**ACTIVITY**
For each entry that follows, produce an exact copy.

INFORMATION GIVEN: Begin

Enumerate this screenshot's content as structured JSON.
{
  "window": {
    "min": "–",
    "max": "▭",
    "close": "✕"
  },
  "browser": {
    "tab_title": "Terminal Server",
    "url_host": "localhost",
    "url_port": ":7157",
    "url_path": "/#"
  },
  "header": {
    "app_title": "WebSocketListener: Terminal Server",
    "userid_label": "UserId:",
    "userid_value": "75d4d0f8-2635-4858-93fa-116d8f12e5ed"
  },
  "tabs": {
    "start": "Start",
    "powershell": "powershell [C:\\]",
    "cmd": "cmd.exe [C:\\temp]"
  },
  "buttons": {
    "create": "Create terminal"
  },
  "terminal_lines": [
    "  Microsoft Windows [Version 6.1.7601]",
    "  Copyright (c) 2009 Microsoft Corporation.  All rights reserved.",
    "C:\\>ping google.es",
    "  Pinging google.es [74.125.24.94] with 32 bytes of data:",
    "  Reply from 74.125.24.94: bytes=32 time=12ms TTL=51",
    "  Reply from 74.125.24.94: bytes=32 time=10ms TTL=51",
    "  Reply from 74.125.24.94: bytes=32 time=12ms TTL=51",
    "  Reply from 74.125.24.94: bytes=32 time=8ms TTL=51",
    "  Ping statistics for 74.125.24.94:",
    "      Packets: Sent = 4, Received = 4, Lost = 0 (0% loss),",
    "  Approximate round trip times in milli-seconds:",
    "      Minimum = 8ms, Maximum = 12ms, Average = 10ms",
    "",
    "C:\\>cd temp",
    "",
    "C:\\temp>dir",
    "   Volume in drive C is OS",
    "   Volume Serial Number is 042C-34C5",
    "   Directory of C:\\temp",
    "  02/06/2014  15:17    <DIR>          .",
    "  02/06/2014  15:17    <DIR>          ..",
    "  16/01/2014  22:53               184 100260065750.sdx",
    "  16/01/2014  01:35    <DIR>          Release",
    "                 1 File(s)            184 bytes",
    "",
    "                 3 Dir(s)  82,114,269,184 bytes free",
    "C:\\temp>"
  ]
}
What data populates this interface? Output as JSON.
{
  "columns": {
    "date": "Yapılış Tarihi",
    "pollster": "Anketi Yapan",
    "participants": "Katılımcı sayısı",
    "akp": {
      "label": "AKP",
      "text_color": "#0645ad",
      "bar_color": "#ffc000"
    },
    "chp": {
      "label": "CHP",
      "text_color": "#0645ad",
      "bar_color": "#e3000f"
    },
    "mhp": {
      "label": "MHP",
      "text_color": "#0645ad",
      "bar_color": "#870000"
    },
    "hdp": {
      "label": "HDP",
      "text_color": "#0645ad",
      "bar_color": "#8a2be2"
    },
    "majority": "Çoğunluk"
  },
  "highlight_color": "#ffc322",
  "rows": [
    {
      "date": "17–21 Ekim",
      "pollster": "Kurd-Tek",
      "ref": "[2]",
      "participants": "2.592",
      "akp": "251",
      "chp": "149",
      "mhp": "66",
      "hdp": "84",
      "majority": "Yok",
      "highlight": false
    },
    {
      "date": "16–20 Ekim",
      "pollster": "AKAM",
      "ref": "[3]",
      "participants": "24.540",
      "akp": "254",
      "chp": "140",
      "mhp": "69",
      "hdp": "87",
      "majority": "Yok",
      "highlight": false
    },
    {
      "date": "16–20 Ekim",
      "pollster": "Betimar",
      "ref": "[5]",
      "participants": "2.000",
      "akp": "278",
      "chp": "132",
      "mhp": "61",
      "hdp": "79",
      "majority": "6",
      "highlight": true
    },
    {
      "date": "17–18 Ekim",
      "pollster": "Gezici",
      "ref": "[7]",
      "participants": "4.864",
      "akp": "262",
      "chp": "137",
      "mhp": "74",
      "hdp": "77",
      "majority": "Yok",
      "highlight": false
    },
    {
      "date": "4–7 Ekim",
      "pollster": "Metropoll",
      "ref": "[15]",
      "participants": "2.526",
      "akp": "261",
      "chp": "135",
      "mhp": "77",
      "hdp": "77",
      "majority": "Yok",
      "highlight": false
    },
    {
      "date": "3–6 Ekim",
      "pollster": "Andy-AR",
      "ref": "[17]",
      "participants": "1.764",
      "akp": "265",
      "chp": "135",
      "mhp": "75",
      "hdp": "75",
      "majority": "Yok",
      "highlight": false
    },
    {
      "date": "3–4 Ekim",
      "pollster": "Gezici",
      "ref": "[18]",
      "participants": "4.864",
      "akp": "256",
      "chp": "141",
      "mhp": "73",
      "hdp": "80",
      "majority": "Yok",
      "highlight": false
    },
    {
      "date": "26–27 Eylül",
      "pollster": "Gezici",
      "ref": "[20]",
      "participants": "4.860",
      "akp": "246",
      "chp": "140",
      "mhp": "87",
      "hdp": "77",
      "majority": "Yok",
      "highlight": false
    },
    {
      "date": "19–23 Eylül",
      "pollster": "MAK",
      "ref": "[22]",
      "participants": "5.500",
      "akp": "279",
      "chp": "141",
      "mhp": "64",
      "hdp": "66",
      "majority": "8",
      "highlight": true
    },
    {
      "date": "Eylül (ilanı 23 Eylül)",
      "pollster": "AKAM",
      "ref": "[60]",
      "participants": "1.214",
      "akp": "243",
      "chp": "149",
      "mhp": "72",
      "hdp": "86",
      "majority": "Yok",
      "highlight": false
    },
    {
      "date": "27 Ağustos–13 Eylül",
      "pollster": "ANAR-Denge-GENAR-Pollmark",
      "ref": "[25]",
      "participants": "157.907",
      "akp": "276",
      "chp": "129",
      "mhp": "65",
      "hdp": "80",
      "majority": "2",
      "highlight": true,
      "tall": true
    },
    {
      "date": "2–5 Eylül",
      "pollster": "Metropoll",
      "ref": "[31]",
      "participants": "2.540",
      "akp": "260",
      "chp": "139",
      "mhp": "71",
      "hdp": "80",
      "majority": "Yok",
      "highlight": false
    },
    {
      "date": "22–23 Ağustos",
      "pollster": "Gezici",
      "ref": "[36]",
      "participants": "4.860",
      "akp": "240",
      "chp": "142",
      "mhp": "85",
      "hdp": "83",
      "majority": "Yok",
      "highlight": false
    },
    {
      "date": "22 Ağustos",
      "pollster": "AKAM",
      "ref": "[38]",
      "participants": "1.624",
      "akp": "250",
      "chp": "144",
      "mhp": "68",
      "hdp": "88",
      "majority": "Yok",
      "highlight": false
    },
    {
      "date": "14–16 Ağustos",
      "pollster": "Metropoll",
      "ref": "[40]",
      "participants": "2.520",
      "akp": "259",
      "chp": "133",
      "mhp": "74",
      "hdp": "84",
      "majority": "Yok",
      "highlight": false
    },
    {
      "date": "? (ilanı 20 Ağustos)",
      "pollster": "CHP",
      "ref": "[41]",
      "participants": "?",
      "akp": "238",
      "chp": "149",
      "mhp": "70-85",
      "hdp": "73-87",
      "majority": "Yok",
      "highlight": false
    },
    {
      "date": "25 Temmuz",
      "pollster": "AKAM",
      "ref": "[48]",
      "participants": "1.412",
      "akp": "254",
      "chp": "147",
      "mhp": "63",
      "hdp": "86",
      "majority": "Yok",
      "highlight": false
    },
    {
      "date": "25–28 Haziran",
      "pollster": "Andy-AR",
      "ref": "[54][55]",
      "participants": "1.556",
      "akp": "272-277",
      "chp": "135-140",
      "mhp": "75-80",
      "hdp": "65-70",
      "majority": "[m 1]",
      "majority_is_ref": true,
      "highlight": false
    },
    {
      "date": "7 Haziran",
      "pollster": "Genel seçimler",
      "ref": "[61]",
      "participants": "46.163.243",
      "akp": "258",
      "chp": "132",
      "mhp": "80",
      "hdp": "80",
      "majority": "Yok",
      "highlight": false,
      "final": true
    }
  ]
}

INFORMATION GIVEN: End

**SOLUTION FOR THIS TASK**
Enumerate this screenshot's content as structured JSON.
{
  "window": {
    "min": "–",
    "max": "▭",
    "close": "✕"
  },
  "browser": {
    "tab_title": "Terminal Server",
    "url_host": "localhost",
    "url_port": ":7157",
    "url_path": "/#"
  },
  "header": {
    "app_title": "WebSocketListener: Terminal Server",
    "userid_label": "UserId:",
    "userid_value": "75d4d0f8-2635-4858-93fa-116d8f12e5ed"
  },
  "tabs": {
    "start": "Start",
    "powershell": "powershell [C:\\]",
    "cmd": "cmd.exe [C:\\temp]"
  },
  "buttons": {
    "create": "Create terminal"
  },
  "terminal_lines": [
    "  Microsoft Windows [Version 6.1.7601]",
    "  Copyright (c) 2009 Microsoft Corporation.  All rights reserved.",
    "C:\\>ping google.es",
    "  Pinging google.es [74.125.24.94] with 32 bytes of data:",
    "  Reply from 74.125.24.94: bytes=32 time=12ms TTL=51",
    "  Reply from 74.125.24.94: bytes=32 time=10ms TTL=51",
    "  Reply from 74.125.24.94: bytes=32 time=12ms TTL=51",
    "  Reply from 74.125.24.94: bytes=32 time=8ms TTL=51",
    "  Ping statistics for 74.125.24.94:",
    "      Packets: Sent = 4, Received = 4, Lost = 0 (0% loss),",
    "  Approximate round trip times in milli-seconds:",
    "      Minimum = 8ms, Maximum = 12ms, Average = 10ms",
    "",
    "C:\\>cd temp",
    "",
    "C:\\temp>dir",
    "   Volume in drive C is OS",
    "   Volume Serial Number is 042C-34C5",
    "   Directory of C:\\temp",
    "  02/06/2014  15:17    <DIR>          .",
    "  02/06/2014  15:17    <DIR>          ..",
    "  16/01/2014  22:53               184 100260065750.sdx",
    "  16/01/2014  01:35    <DIR>          Release",
    "                 1 File(s)            184 bytes",
    "",
    "                 3 Dir(s)  82,114,269,184 bytes free",
    "C:\\temp>"
  ]
}
What data populates this interface? Output as JSON.
{
  "columns": {
    "date": "Yapılış Tarihi",
    "pollster": "Anketi Yapan",
    "participants": "Katılımcı sayısı",
    "akp": {
      "label": "AKP",
      "text_color": "#0645ad",
      "bar_color": "#ffc000"
    },
    "chp": {
      "label": "CHP",
      "text_color": "#0645ad",
      "bar_color": "#e3000f"
    },
    "mhp": {
      "label": "MHP",
      "text_color": "#0645ad",
      "bar_color": "#870000"
    },
    "hdp": {
      "label": "HDP",
      "text_color": "#0645ad",
      "bar_color": "#8a2be2"
    },
    "majority": "Çoğunluk"
  },
  "highlight_color": "#ffc322",
  "rows": [
    {
      "date": "17–21 Ekim",
      "pollster": "Kurd-Tek",
      "ref": "[2]",
      "participants": "2.592",
      "akp": "251",
      "chp": "149",
      "mhp": "66",
      "hdp": "84",
      "majority": "Yok",
      "highlight": false
    },
    {
      "date": "16–20 Ekim",
      "pollster": "AKAM",
      "ref": "[3]",
      "participants": "24.540",
      "akp": "254",
      "chp": "140",
      "mhp": "69",
      "hdp": "87",
      "majority": "Yok",
      "highlight": false
    },
    {
      "date": "16–20 Ekim",
      "pollster": "Betimar",
      "ref": "[5]",
      "participants": "2.000",
      "akp": "278",
      "chp": "132",
      "mhp": "61",
      "hdp": "79",
      "majority": "6",
      "highlight": true
    },
    {
      "date": "17–18 Ekim",
      "pollster": "Gezici",
      "ref": "[7]",
      "participants": "4.864",
      "akp": "262",
      "chp": "137",
      "mhp": "74",
      "hdp": "77",
      "majority": "Yok",
      "highlight": false
    },
    {
      "date": "4–7 Ekim",
      "pollster": "Metropoll",
      "ref": "[15]",
      "participants": "2.526",
      "akp": "261",
      "chp": "135",
      "mhp": "77",
      "hdp": "77",
      "majority": "Yok",
      "highlight": false
    },
    {
      "date": "3–6 Ekim",
      "pollster": "Andy-AR",
      "ref": "[17]",
      "participants": "1.764",
      "akp": "265",
      "chp": "135",
      "mhp": "75",
      "hdp": "75",
      "majority": "Yok",
      "highlight": false
    },
    {
      "date": "3–4 Ekim",
      "pollster": "Gezici",
      "ref": "[18]",
      "participants": "4.864",
      "akp": "256",
      "chp": "141",
      "mhp": "73",
      "hdp": "80",
      "majority": "Yok",
      "highlight": false
    },
    {
      "date": "26–27 Eylül",
      "pollster": "Gezici",
      "ref": "[20]",
      "participants": "4.860",
      "akp": "246",
      "chp": "140",
      "mhp": "87",
      "hdp": "77",
      "majority": "Yok",
      "highlight": false
    },
    {
      "date": "19–23 Eylül",
      "pollster": "MAK",
      "ref": "[22]",
      "participants": "5.500",
      "akp": "279",
      "chp": "141",
      "mhp": "64",
      "hdp": "66",
      "majority": "8",
      "highlight": true
    },
    {
      "date": "Eylül (ilanı 23 Eylül)",
      "pollster": "AKAM",
      "ref": "[60]",
      "participants": "1.214",
      "akp": "243",
      "chp": "149",
      "mhp": "72",
      "hdp": "86",
      "majority": "Yok",
      "highlight": false
    },
    {
      "date": "27 Ağustos–13 Eylül",
      "pollster": "ANAR-Denge-GENAR-Pollmark",
      "ref": "[25]",
      "participants": "157.907",
      "akp": "276",
      "chp": "129",
      "mhp": "65",
      "hdp": "80",
      "majority": "2",
      "highlight": true,
      "tall": true
    },
    {
      "date": "2–5 Eylül",
      "pollster": "Metropoll",
      "ref": "[31]",
      "participants": "2.540",
      "akp": "260",
      "chp": "139",
      "mhp": "71",
      "hdp": "80",
      "majority": "Yok",
      "highlight": false
    },
    {
      "date": "22–23 Ağustos",
      "pollster": "Gezici",
      "ref": "[36]",
      "participants": "4.860",
      "akp": "240",
      "chp": "142",
      "mhp": "85",
      "hdp": "83",
      "majority": "Yok",
      "highlight": false
    },
    {
      "date": "22 Ağustos",
      "pollster": "AKAM",
      "ref": "[38]",
      "participants": "1.624",
      "akp": "250",
      "chp": "144",
      "mhp": "68",
      "hdp": "88",
      "majority": "Yok",
      "highlight": false
    },
    {
      "date": "14–16 Ağustos",
      "pollster": "Metropoll",
      "ref": "[40]",
      "participants": "2.520",
      "akp": "259",
      "chp": "133",
      "mhp": "74",
      "hdp": "84",
      "majority": "Yok",
      "highlight": false
    },
    {
      "date": "? (ilanı 20 Ağustos)",
      "pollster": "CHP",
      "ref": "[41]",
      "participants": "?",
      "akp": "238",
      "chp": "149",
      "mhp": "70-85",
      "hdp": "73-87",
      "majority": "Yok",
      "highlight": false
    },
    {
      "date": "25 Temmuz",
      "pollster": "AKAM",
      "ref": "[48]",
      "participants": "1.412",
      "akp": "254",
      "chp": "147",
      "mhp": "63",
      "hdp": "86",
      "majority": "Yok",
      "highlight": false
    },
    {
      "date": "25–28 Haziran",
      "pollster": "Andy-AR",
      "ref": "[54][55]",
      "participants": "1.556",
      "akp": "272-277",
      "chp": "135-140",
      "mhp": "75-80",
      "hdp": "65-70",
      "majority": "[m 1]",
      "majority_is_ref": true,
      "highlight": false
    },
    {
      "date": "7 Haziran",
      "pollster": "Genel seçimler",
      "ref": "[61]",
      "participants": "46.163.243",
      "akp": "258",
      "chp": "132",
      "mhp": "80",
      "hdp": "80",
      "majority": "Yok",
      "highlight": false,
      "final": true
    }
  ]
}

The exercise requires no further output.